Climate convention struggles for consensus
Delegates representing more than 190 countries at the United Nation’s 18th climate change conference in Doha, Qatar, were last night making a final effort to achieve an outcome acceptable to all parties.
But there was a consensus among civil society activists that whatever emerged would be “a million miles from where we need to be to even have a small chance of preventing runaway climate change”, in the words of Lidy Nacpil of Jubilee South.
Some 200 activists, demanding a solid foundation for the next round of negotiations, occupied a conference hall in Doha’s convention centre for half an hour yesterday afternoon, calling on ministers to reject compromise proposals.
“We cannot go back to our countries and tell them that we allowed this to happen, that we condemned our own future,” Ms Nacpil said. “We cannot go back to the Philippines, to our dead, to our homeless, to our outrage, and tell them that we accepted this.”
A delegate from the island state of Nauru (population: 9,378) in Micronesia, which is threatened by rising sea levels, asked the conference: “Please, ladies and gentlemen, show me on a map which countries you think are expendable.”
Under the deal agreed in Durban last December, all parties committed themselves to launching a single track of negotiations to conclude a comprehensive, legally binding agreement in 2015, taking effect in 2020, to contain global warming at 2 degrees Celsius.
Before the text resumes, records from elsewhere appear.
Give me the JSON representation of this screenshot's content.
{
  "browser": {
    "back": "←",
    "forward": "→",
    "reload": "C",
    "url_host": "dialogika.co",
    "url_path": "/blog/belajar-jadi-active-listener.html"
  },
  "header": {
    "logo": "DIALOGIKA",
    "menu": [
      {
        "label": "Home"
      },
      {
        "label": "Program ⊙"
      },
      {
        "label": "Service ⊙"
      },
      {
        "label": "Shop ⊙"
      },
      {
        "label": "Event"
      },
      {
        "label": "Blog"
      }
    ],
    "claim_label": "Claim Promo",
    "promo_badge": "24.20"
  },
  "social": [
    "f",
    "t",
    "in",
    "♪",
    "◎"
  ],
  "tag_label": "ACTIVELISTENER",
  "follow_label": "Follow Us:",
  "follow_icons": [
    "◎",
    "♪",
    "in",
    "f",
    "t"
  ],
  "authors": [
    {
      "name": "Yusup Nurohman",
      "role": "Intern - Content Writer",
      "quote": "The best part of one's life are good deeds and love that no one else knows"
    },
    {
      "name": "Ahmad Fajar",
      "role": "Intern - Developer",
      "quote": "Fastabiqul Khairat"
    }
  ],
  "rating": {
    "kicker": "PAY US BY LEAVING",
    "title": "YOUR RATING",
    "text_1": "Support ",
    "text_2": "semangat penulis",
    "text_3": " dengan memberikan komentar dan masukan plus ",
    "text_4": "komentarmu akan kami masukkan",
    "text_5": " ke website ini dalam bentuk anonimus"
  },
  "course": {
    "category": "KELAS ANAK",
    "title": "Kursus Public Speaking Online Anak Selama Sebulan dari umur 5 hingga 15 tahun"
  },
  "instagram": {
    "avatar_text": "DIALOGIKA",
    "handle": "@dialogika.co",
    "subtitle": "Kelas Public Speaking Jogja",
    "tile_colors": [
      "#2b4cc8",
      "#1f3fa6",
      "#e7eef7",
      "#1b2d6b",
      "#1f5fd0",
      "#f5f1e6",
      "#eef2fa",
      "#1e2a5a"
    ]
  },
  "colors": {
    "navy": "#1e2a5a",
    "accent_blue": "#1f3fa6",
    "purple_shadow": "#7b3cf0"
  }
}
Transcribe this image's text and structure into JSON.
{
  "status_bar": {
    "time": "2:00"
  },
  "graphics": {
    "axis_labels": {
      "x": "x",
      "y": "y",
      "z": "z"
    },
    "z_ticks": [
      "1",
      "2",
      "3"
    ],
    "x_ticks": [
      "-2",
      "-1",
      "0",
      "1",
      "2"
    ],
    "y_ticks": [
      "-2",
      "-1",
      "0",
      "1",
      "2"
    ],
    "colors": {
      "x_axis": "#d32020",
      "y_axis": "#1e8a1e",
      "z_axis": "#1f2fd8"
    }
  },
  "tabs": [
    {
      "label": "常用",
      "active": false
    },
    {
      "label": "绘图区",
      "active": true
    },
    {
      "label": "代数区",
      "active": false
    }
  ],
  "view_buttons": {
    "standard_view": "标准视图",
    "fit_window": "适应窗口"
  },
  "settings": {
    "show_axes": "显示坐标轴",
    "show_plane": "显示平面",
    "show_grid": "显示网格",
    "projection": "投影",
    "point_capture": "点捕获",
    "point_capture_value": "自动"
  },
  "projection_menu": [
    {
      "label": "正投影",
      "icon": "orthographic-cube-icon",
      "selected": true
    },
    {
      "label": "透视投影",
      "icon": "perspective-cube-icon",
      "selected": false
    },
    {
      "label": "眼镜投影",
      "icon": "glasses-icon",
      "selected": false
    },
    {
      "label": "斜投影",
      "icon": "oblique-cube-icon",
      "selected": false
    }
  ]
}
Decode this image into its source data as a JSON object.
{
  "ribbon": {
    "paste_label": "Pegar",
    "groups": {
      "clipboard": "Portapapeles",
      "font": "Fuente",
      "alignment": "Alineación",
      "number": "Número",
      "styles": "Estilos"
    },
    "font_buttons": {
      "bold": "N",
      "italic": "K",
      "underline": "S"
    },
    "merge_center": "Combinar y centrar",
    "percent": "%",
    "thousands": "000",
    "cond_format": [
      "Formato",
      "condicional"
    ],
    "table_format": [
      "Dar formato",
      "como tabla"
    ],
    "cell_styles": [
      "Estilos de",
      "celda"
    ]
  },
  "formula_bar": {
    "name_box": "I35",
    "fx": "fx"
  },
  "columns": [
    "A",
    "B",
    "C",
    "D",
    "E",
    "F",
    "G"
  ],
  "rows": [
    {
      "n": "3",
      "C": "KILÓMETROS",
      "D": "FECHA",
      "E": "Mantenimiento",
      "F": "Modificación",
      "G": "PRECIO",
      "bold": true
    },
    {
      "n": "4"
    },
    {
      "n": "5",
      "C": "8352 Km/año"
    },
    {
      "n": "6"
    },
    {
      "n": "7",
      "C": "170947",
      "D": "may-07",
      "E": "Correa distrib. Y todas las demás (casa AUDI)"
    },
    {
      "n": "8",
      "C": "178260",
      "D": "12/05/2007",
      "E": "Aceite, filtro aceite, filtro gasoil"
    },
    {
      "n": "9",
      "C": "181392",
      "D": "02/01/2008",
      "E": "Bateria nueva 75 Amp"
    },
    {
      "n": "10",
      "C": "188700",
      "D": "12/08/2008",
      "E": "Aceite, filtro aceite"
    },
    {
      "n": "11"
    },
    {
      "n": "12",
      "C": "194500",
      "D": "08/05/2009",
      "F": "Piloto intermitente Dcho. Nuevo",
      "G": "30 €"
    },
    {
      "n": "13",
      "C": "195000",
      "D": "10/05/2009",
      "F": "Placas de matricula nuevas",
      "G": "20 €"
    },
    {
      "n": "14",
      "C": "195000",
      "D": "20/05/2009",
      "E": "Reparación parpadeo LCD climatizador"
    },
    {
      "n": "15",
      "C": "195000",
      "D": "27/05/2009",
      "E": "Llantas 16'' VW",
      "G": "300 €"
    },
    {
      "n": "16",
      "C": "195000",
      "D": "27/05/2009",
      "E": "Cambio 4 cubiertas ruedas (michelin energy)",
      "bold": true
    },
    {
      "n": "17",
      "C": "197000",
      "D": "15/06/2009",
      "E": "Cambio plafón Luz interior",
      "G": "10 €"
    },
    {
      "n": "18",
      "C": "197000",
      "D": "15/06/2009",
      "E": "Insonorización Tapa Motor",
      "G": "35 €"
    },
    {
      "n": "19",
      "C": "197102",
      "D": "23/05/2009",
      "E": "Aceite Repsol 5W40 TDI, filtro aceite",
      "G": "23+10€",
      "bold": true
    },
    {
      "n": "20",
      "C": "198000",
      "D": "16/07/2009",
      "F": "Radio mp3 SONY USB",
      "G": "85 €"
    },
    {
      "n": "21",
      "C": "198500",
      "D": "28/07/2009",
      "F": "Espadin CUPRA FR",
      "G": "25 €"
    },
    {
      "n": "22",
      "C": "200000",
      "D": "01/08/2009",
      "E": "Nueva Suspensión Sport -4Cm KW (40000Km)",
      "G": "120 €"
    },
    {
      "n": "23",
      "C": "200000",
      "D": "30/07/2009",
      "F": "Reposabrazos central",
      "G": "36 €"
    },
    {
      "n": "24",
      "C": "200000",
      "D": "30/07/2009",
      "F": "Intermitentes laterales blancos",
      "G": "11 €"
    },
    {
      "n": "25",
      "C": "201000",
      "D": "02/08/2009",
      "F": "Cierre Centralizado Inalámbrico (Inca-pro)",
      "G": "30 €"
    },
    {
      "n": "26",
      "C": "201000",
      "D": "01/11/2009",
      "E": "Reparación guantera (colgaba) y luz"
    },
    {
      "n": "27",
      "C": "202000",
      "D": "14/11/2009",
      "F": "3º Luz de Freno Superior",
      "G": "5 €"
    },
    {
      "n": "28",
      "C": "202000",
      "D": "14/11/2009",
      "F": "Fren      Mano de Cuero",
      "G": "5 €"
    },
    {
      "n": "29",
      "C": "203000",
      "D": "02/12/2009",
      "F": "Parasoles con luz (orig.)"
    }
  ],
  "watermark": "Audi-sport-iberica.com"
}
But last night, delegates were still grappling with a range of contentious issues in four strands of “consultations” facilitated by ministers from Brazil, Norway, Germany, Singapore, Switzerland and South Africa before convening for a final plenary.
Activists blamed this bickering on rich countries such as the US, Canada and Japan for “refusing to sign up for deep cuts” in their greenhouse gas emissions or make firm pledges that significant climate finance would flow to poorer countries.
Asad Rehman of Friends of the Earth International also dismissed the the EU’s proposals for a renewal of the Kyoto Protocol. “It’s an empty shell,” he said, adding that “this sham of a deal . . . will lock the planet into many more years of inaction” on climate change.
Passing the buck
The most vulnerable nations, represented by the African Group, the Least Developed Countries and the Alliance of Small Island States, complained that not even the EU, which likes to take the lead on climate change, had increased its target to cut emissions.
With $30 billion (€23 billion) climate finance for developing countries – pledged at the Copenhagen summit in 2009 – running out at the end of this month, there were no indications of how this was to be “ramped up” to the 2020 target of $100 billion a year.
Britain, France, Germany, Denmark, Sweden, Switzerland and the EU Commission pledged to provide nearly €7 billion over the next two years. This was welcomed, but put the spotlight on the absence of any figures from others – particularly the US.